_ASSIGNMENT_
Output the entries exactly.

Data about app and page elements:

-- Opening Marker --

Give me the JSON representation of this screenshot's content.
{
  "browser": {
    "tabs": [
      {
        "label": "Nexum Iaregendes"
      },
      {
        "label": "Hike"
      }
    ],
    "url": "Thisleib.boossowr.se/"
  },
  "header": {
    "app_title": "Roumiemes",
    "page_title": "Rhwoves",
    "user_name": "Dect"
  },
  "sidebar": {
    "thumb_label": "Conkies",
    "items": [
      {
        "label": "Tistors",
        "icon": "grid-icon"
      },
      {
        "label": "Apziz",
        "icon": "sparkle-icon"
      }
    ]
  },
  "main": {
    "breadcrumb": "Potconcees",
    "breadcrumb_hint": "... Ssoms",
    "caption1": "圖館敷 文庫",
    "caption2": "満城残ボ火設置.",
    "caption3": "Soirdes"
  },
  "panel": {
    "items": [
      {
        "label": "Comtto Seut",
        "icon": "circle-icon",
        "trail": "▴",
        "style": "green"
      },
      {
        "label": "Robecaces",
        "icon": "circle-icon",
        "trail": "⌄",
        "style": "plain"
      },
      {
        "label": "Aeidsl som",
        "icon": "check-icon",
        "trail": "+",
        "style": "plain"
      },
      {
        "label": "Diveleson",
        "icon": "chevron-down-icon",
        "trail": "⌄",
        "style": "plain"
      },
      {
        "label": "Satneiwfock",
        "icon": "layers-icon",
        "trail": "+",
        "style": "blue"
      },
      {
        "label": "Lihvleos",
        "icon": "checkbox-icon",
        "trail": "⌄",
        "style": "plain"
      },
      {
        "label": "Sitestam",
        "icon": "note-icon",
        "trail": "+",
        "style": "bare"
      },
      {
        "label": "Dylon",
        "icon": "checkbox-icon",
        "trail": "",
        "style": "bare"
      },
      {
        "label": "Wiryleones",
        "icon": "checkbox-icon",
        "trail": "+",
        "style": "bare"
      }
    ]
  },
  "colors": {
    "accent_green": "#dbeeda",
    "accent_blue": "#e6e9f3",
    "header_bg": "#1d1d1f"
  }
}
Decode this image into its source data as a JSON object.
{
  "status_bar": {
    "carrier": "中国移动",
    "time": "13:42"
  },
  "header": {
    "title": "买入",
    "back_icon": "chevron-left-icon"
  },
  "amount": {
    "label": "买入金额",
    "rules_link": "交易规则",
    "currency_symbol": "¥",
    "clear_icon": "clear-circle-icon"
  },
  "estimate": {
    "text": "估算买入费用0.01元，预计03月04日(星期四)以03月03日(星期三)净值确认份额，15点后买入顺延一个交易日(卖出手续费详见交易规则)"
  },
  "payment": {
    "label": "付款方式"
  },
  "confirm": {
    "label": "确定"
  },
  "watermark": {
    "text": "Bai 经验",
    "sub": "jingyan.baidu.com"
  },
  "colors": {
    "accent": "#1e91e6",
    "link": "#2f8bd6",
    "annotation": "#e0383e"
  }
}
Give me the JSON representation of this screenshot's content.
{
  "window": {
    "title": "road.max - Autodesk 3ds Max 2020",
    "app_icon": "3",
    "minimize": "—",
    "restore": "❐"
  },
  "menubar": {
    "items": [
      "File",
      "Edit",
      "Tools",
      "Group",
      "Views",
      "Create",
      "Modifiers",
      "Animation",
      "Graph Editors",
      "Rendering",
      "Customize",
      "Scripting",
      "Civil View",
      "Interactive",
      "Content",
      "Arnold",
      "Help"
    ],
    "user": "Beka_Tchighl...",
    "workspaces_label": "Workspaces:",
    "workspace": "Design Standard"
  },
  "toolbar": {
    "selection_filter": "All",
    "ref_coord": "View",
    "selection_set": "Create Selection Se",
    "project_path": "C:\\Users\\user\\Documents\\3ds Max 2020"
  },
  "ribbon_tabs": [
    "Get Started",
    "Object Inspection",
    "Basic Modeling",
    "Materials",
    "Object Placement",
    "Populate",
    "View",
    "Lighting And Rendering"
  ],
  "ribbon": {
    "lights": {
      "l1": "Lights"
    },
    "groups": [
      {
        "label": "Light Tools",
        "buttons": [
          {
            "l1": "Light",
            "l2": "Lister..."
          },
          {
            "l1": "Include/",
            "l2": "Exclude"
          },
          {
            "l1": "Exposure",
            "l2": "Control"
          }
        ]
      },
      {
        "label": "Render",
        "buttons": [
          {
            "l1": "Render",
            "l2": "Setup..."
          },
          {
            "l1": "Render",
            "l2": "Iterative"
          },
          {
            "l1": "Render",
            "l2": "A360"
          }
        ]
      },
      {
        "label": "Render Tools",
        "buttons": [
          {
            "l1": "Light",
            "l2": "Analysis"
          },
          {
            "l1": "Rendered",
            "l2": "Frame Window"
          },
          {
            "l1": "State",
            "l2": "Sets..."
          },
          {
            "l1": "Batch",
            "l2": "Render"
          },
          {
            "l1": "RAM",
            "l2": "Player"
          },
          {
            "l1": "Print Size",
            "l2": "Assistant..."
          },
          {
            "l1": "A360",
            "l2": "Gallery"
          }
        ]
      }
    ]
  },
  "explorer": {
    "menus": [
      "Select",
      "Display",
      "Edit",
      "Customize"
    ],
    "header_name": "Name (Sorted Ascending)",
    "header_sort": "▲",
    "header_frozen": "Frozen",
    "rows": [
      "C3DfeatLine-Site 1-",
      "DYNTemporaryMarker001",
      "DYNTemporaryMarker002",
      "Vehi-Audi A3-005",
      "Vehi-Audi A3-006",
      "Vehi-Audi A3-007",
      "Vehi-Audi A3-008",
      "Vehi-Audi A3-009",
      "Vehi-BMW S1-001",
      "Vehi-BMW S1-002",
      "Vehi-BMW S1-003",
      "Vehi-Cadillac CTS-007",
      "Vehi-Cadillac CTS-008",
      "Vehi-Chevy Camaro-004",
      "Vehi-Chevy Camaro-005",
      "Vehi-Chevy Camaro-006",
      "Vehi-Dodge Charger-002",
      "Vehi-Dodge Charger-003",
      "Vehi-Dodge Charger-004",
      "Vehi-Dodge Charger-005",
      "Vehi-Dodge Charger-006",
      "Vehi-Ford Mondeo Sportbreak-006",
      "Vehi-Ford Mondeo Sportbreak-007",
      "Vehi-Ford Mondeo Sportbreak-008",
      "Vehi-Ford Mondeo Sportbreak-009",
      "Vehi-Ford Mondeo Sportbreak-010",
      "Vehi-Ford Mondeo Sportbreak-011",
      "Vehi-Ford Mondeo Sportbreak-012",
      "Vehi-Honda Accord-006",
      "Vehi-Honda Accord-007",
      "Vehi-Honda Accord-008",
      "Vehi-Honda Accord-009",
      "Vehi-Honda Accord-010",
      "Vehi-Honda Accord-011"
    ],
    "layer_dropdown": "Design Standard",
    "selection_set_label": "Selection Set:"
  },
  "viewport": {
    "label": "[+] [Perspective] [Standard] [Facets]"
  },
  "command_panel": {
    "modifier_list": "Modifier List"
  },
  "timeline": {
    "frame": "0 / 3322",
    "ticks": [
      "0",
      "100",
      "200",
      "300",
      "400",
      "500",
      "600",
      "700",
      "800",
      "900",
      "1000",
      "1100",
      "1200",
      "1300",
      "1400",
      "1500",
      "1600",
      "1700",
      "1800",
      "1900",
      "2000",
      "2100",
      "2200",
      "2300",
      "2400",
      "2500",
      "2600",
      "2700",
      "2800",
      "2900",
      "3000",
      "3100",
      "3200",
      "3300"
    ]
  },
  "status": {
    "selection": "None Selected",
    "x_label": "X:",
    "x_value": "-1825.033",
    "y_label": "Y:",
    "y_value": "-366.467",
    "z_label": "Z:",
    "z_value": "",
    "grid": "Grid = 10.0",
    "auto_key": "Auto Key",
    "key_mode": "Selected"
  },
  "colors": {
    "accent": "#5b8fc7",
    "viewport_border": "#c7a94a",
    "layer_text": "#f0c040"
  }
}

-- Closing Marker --

_RESPONSE AREA_
Give me the JSON representation of this screenshot's content.
{
  "browser": {
    "tabs": [
      {
        "label": "Nexum Iaregendes"
      },
      {
        "label": "Hike"
      }
    ],
    "url": "Thisleib.boossowr.se/"
  },
  "header": {
    "app_title": "Roumiemes",
    "page_title": "Rhwoves",
    "user_name": "Dect"
  },
  "sidebar": {
    "thumb_label": "Conkies",
    "items": [
      {
        "label": "Tistors",
        "icon": "grid-icon"
      },
      {
        "label": "Apziz",
        "icon": "sparkle-icon"
      }
    ]
  },
  "main": {
    "breadcrumb": "Potconcees",
    "breadcrumb_hint": "... Ssoms",
    "caption1": "圖館敷 文庫",
    "caption2": "満城残ボ火設置.",
    "caption3": "Soirdes"
  },
  "panel": {
    "items": [
      {
        "label": "Comtto Seut",
        "icon": "circle-icon",
        "trail": "▴",
        "style": "green"
      },
      {
        "label": "Robecaces",
        "icon": "circle-icon",
        "trail": "⌄",
        "style": "plain"
      },
      {
        "label": "Aeidsl som",
        "icon": "check-icon",
        "trail": "+",
        "style": "plain"
      },
      {
        "label": "Diveleson",
        "icon": "chevron-down-icon",
        "trail": "⌄",
        "style": "plain"
      },
      {
        "label": "Satneiwfock",
        "icon": "layers-icon",
        "trail": "+",
        "style": "blue"
      },
      {
        "label": "Lihvleos",
        "icon": "checkbox-icon",
        "trail": "⌄",
        "style": "plain"
      },
      {
        "label": "Sitestam",
        "icon": "note-icon",
        "trail": "+",
        "style": "bare"
      },
      {
        "label": "Dylon",
        "icon": "checkbox-icon",
        "trail": "",
        "style": "bare"
      },
      {
        "label": "Wiryleones",
        "icon": "checkbox-icon",
        "trail": "+",
        "style": "bare"
      }
    ]
  },
  "colors": {
    "accent_green": "#dbeeda",
    "accent_blue": "#e6e9f3",
    "header_bg": "#1d1d1f"
  }
}
Decode this image into its source data as a JSON object.
{
  "status_bar": {
    "carrier": "中国移动",
    "time": "13:42"
  },
  "header": {
    "title": "买入",
    "back_icon": "chevron-left-icon"
  },
  "amount": {
    "label": "买入金额",
    "rules_link": "交易规则",
    "currency_symbol": "¥",
    "clear_icon": "clear-circle-icon"
  },
  "estimate": {
    "text": "估算买入费用0.01元，预计03月04日(星期四)以03月03日(星期三)净值确认份额，15点后买入顺延一个交易日(卖出手续费详见交易规则)"
  },
  "payment": {
    "label": "付款方式"
  },
  "confirm": {
    "label": "确定"
  },
  "watermark": {
    "text": "Bai 经验",
    "sub": "jingyan.baidu.com"
  },
  "colors": {
    "accent": "#1e91e6",
    "link": "#2f8bd6",
    "annotation": "#e0383e"
  }
}
Give me the JSON representation of this screenshot's content.
{
  "window": {
    "title": "road.max - Autodesk 3ds Max 2020",
    "app_icon": "3",
    "minimize": "—",
    "restore": "❐"
  },
  "menubar": {
    "items": [
      "File",
      "Edit",
      "Tools",
      "Group",
      "Views",
      "Create",
      "Modifiers",
      "Animation",
      "Graph Editors",
      "Rendering",
      "Customize",
      "Scripting",
      "Civil View",
      "Interactive",
      "Content",
      "Arnold",
      "Help"
    ],
    "user": "Beka_Tchighl...",
    "workspaces_label": "Workspaces:",
    "workspace": "Design Standard"
  },
  "toolbar": {
    "selection_filter": "All",
    "ref_coord": "View",
    "selection_set": "Create Selection Se",
    "project_path": "C:\\Users\\user\\Documents\\3ds Max 2020"
  },
  "ribbon_tabs": [
    "Get Started",
    "Object Inspection",
    "Basic Modeling",
    "Materials",
    "Object Placement",
    "Populate",
    "View",
    "Lighting And Rendering"
  ],
  "ribbon": {
    "lights": {
      "l1": "Lights"
    },
    "groups": [
      {
        "label": "Light Tools",
        "buttons": [
          {
            "l1": "Light",
            "l2": "Lister..."
          },
          {
            "l1": "Include/",
            "l2": "Exclude"
          },
          {
            "l1": "Exposure",
            "l2": "Control"
          }
        ]
      },
      {
        "label": "Render",
        "buttons": [
          {
            "l1": "Render",
            "l2": "Setup..."
          },
          {
            "l1": "Render",
            "l2": "Iterative"
          },
          {
            "l1": "Render",
            "l2": "A360"
          }
        ]
      },
      {
        "label": "Render Tools",
        "buttons": [
          {
            "l1": "Light",
            "l2": "Analysis"
          },
          {
            "l1": "Rendered",
            "l2": "Frame Window"
          },
          {
            "l1": "State",
            "l2": "Sets..."
          },
          {
            "l1": "Batch",
            "l2": "Render"
          },
          {
            "l1": "RAM",
            "l2": "Player"
          },
          {
            "l1": "Print Size",
            "l2": "Assistant..."
          },
          {
            "l1": "A360",
            "l2": "Gallery"
          }
        ]
      }
    ]
  },
  "explorer": {
    "menus": [
      "Select",
      "Display",
      "Edit",
      "Customize"
    ],
    "header_name": "Name (Sorted Ascending)",
    "header_sort": "▲",
    "header_frozen": "Frozen",
    "rows": [
      "C3DfeatLine-Site 1-",
      "DYNTemporaryMarker001",
      "DYNTemporaryMarker002",
      "Vehi-Audi A3-005",
      "Vehi-Audi A3-006",
      "Vehi-Audi A3-007",
      "Vehi-Audi A3-008",
      "Vehi-Audi A3-009",
      "Vehi-BMW S1-001",
      "Vehi-BMW S1-002",
      "Vehi-BMW S1-003",
      "Vehi-Cadillac CTS-007",
      "Vehi-Cadillac CTS-008",
      "Vehi-Chevy Camaro-004",
      "Vehi-Chevy Camaro-005",
      "Vehi-Chevy Camaro-006",
      "Vehi-Dodge Charger-002",
      "Vehi-Dodge Charger-003",
      "Vehi-Dodge Charger-004",
      "Vehi-Dodge Charger-005",
      "Vehi-Dodge Charger-006",
      "Vehi-Ford Mondeo Sportbreak-006",
      "Vehi-Ford Mondeo Sportbreak-007",
      "Vehi-Ford Mondeo Sportbreak-008",
      "Vehi-Ford Mondeo Sportbreak-009",
      "Vehi-Ford Mondeo Sportbreak-010",
      "Vehi-Ford Mondeo Sportbreak-011",
      "Vehi-Ford Mondeo Sportbreak-012",
      "Vehi-Honda Accord-006",
      "Vehi-Honda Accord-007",
      "Vehi-Honda Accord-008",
      "Vehi-Honda Accord-009",
      "Vehi-Honda Accord-010",
      "Vehi-Honda Accord-011"
    ],
    "layer_dropdown": "Design Standard",
    "selection_set_label": "Selection Set:"
  },
  "viewport": {
    "label": "[+] [Perspective] [Standard] [Facets]"
  },
  "command_panel": {
    "modifier_list": "Modifier List"
  },
  "timeline": {
    "frame": "0 / 3322",
    "ticks": [
      "0",
      "100",
      "200",
      "300",
      "400",
      "500",
      "600",
      "700",
      "800",
      "900",
      "1000",
      "1100",
      "1200",
      "1300",
      "1400",
      "1500",
      "1600",
      "1700",
      "1800",
      "1900",
      "2000",
      "2100",
      "2200",
      "2300",
      "2400",
      "2500",
      "2600",
      "2700",
      "2800",
      "2900",
      "3000",
      "3100",
      "3200",
      "3300"
    ]
  },
  "status": {
    "selection": "None Selected",
    "x_label": "X:",
    "x_value": "-1825.033",
    "y_label": "Y:",
    "y_value": "-366.467",
    "z_label": "Z:",
    "z_value": "",
    "grid": "Grid = 10.0",
    "auto_key": "Auto Key",
    "key_mode": "Selected"
  },
  "colors": {
    "accent": "#5b8fc7",
    "viewport_border": "#c7a94a",
    "layer_text": "#f0c040"
  }
}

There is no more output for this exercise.